RECORDS FOR THE TASK Start Marker
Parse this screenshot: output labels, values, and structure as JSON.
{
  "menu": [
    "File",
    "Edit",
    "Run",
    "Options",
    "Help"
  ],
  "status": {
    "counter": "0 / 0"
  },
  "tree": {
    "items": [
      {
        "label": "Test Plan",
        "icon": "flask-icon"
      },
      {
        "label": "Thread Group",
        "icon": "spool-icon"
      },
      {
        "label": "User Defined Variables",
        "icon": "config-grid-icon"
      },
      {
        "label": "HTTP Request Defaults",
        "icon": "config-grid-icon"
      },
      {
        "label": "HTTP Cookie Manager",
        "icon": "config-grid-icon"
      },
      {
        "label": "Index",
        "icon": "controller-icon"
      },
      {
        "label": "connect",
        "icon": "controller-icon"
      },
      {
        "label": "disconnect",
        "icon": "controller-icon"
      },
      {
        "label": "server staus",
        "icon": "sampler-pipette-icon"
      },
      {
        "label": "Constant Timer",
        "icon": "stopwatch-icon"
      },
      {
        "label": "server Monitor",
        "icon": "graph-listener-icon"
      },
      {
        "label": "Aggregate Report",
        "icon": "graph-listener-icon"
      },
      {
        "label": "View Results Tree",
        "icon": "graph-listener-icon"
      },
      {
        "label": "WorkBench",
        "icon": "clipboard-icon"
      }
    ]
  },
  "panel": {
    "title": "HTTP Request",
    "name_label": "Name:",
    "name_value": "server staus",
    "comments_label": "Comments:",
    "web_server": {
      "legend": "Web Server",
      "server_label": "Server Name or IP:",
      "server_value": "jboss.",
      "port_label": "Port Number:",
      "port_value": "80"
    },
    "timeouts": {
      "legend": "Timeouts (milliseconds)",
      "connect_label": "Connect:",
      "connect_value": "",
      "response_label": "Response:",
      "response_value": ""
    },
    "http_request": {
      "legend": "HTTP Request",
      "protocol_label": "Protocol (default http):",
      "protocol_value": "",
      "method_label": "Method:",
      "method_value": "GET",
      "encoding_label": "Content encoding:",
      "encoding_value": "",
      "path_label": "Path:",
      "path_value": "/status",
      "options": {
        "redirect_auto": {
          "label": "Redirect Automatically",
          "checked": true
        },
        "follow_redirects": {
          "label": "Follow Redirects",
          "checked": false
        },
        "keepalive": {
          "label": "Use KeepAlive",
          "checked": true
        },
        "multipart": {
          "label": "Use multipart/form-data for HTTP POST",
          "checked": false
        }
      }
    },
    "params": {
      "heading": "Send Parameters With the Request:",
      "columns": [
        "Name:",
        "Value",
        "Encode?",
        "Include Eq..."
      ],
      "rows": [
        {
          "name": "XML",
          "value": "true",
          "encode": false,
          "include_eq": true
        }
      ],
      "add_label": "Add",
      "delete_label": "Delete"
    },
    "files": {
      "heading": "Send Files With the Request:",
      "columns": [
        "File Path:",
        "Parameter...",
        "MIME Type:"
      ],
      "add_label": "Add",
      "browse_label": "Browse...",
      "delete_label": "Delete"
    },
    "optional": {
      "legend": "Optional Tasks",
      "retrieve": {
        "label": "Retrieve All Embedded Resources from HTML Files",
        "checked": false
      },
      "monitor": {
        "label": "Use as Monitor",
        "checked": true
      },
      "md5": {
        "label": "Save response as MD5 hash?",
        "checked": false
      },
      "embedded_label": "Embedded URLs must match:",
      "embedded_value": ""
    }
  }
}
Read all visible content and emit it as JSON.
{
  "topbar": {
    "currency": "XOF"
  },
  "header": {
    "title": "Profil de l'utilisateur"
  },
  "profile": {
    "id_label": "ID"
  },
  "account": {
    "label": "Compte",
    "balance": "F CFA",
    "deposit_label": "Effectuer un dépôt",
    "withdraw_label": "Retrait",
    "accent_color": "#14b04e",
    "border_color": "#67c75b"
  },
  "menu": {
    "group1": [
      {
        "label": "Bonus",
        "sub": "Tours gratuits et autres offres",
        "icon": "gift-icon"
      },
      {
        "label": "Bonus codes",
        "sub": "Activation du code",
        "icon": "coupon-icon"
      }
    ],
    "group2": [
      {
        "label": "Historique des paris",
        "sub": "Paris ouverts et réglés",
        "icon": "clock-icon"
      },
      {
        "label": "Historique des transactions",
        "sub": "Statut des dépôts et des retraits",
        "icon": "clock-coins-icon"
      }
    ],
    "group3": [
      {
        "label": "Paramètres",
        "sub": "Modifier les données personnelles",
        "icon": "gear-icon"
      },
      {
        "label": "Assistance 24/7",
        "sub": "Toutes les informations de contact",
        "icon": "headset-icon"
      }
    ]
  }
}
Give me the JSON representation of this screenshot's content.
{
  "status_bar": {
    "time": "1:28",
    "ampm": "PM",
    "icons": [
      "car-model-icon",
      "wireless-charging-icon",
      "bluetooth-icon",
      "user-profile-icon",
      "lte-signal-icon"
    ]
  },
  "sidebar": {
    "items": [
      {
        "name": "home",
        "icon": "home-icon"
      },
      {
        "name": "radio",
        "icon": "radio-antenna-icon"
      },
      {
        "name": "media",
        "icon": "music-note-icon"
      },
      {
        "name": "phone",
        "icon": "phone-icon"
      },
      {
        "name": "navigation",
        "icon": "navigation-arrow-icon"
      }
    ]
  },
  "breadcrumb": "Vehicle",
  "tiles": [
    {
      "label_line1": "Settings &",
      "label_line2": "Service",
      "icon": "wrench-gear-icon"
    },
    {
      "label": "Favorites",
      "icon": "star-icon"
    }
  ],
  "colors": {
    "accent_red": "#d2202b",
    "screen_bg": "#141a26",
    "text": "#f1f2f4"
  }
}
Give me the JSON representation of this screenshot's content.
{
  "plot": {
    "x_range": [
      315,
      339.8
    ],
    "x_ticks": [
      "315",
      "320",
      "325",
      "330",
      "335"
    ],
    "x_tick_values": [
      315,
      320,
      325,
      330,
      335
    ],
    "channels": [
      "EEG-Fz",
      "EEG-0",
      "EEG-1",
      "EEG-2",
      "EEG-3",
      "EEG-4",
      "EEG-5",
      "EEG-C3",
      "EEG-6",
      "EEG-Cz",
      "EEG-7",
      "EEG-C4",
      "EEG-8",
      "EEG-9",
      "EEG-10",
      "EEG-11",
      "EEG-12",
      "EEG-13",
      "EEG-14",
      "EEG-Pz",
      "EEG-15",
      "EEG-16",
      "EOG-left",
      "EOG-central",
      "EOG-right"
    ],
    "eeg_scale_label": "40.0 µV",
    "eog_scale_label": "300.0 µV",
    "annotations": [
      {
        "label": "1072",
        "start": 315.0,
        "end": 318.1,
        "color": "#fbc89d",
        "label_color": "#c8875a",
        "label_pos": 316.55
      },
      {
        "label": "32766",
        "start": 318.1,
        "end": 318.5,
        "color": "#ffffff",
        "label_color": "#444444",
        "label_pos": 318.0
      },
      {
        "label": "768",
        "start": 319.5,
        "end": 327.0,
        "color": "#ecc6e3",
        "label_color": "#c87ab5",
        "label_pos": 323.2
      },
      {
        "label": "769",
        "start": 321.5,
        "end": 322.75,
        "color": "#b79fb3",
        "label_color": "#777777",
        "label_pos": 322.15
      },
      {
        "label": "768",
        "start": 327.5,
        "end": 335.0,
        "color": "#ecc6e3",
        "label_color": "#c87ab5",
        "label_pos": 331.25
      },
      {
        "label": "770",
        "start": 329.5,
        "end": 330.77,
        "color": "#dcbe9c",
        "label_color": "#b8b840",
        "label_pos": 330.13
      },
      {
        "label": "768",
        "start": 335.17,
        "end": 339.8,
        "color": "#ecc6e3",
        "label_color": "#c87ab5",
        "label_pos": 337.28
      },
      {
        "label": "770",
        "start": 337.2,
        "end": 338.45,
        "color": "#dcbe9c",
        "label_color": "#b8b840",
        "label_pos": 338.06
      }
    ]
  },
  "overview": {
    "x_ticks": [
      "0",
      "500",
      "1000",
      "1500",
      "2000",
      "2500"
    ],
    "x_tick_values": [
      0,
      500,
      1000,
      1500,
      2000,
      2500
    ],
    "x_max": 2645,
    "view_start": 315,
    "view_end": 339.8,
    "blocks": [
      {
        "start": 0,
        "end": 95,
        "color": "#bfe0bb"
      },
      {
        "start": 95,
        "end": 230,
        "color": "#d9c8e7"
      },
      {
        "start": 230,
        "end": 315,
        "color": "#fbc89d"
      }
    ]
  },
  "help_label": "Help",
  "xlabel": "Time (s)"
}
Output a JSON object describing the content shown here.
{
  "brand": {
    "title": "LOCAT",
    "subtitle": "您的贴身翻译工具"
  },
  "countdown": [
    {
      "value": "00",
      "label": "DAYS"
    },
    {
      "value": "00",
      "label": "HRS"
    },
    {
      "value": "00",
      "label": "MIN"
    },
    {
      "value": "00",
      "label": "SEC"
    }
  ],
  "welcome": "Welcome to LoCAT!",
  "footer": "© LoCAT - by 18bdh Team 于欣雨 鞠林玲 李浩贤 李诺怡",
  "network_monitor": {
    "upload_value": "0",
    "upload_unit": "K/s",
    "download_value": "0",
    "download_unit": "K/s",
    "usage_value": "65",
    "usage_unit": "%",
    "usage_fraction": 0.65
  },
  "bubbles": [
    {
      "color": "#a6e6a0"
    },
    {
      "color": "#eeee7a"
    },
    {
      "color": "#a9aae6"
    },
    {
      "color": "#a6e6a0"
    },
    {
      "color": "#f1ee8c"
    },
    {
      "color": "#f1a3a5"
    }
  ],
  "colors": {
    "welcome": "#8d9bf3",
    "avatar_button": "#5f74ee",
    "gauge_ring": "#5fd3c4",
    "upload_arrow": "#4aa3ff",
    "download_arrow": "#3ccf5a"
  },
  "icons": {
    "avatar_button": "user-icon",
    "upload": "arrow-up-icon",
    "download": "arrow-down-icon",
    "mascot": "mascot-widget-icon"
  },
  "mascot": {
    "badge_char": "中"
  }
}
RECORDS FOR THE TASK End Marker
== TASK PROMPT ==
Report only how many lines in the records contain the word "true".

== COMPLETED EXERCISE ==
5